Last year, many biotechs were at the forefront of the fight against COVID-19, and investors responded by sending their shares higher. The SPDR S&P Biotech Index ETF -- an industry benchmark -- is up by 73% over the past 12 months, compared with gains of 17% for the S&P 500. One drugmaker that made a lot of noise last year was Gilead Sciences (GILD 0.90%). In May 2020, the company's antiviral drug, remdesivir (marketed as Veklury), became the first COVID-19 treatment to receive emergency use authorization (EUA) and then formal approval from the U.S. Food and Drug Administration (FDA).
Several other countries also gave the green light to this drug, including Japan and many European nations. Given these developments, one would expect the company's stock to have outperformed the market recently, but the opposite is actually true: Despite rising sharply in the first half of 2020, its shares are up by only 7% in the past year. Is now a good time to scoop up shares of Gilead Sciences?
A major setback
One of the main reasons why Gilead's stock has cooled down recently is the regulatory setback related to its potential blockbuster drug filgotinib. The company had high hopes for the rheumatoid arthritis (RA) treatment: Management believed it could help RA patients achieve remission (a state in which the symptoms of the disease are under control) faster than competing medicines.
However, in August 2020, Gilead announced that the FDA had declined to approve filgotinib due to concerns regarding its potential impact on sperm parameters. The project isn't dead yet; the biotech is running clinical trials to test whether filgotinib does indeed affect sperm parameters, and it expects top-line data from these studies in the first half of this year.
If these results are positive, the FDA could still approve filgotinib. Gilead is also investigating the drug as a potential treatment for psoriatic arthritis, Crohn's disease, and other illnesses. Filgotinib could go on to have a great future, but the regulatory concerns surrounding the drug make its prospects uncertain. Can Gilead Sciences find other avenues for growth?
Remdesivir to the rescue
Gilead's COVID-19 treatment is clearly having a major impact on its top line. During its third-quarter 2020 that ended on Sept. 30, the company reported total revenue of $6.6 billion, 17% higher than the year-ago period. Remdesivir generated revenue of $873 million, and excluding the coronavirus medicine, sales of the company's products grew by a meager 2% to $5.6 billion.
On Jan. 11, Gilead Sciences provided an updated guidance for its fiscal year 2020, which ended on Dec. 31. The company now expects its product sales to be between $24.3 billion and $24.35 billion, up from its previous guidance of $23 billion to $23.5 billion. The new guidance would represent year-over-year growth of about 10%, and once again, remdesivir would be to thank for it.
Without the revenue from the COVID-19 treatment, the company's guidance indicates that its product sales would decline slightly compared with the fiscal year 2019. Unfortunately, remdesivir also seems to be facing some obstacles. First, in November, the World Health Organization (WHO) recommended against using the antiviral to treat hospitalized coronavirus patients because, according to the agency, there was no evidence that it improves survival or other outcomes in these patients.
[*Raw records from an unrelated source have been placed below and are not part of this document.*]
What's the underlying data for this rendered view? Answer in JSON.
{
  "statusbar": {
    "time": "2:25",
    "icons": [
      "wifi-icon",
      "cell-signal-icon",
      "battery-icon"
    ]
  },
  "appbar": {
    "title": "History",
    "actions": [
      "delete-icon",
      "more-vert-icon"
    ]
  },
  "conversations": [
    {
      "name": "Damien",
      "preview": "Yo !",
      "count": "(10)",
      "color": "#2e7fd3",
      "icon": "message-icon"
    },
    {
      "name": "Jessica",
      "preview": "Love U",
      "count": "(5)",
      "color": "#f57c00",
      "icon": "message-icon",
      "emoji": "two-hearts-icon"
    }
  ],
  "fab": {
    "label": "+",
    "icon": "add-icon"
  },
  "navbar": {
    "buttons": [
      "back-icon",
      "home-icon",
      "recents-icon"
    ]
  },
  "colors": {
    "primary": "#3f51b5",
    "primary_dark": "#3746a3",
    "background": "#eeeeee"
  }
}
Second, given that several vaccines for the disease have been approved, there will be less of a need for coronavirus treatments. Gilead will have to turn elsewhere for growth. The company's most promising area at the moment is its HIV lineup. According to CEO Daniel O'Day, Biktarvy, one of the company's top-selling HIV products, Biktarvy, has become "the gold standard in HIV treatment."
During the third quarter, Gilead Sciences' HIV sales grew by 8% to $4.5 billion. However, the company is also facing some headwinds in this area. A generic version of the drug Truvada became available for the first time in October 2020, and as a result, the biotech expects sales of this HIV drug to decline significantly. Biktarvy will likely continue to gain steam, but this growth will be offset in part by Truvada's declining revenue.
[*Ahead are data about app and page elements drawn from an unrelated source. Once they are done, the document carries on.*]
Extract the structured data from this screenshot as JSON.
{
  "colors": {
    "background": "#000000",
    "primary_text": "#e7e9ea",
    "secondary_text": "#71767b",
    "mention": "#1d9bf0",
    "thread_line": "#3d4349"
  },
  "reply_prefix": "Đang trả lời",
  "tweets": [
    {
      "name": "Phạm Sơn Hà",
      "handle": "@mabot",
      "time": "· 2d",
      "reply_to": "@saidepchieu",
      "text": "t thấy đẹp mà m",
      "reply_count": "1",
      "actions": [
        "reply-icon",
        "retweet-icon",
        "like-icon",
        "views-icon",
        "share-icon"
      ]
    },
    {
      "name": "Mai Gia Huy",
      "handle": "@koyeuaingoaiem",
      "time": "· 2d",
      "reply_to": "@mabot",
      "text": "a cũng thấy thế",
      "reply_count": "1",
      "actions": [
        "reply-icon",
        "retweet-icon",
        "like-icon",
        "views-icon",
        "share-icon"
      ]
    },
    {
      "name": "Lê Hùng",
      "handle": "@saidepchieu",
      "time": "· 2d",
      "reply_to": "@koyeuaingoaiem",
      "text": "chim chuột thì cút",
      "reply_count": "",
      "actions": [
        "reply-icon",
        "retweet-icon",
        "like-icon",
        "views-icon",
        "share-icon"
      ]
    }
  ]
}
On the bright side, Gilead does have 42 clinical programs in its pipeline. The company will likely turn at least a handful of those into solid sources of revenue.
Gilead Sciences has long been one of my favorite biotechs, but the company is facing too many obstacles: filgotinib's regulatory setback, Truvada's generic competition, and the recommendation against using remdesivir from the WHO (not to mention competition from newly approved COVID-19 vaccines). I am inclined to believe Gilead will recover in the long run, but there is too much uncertainty with the company at the moment, and there are other biotech stocks that are much better options.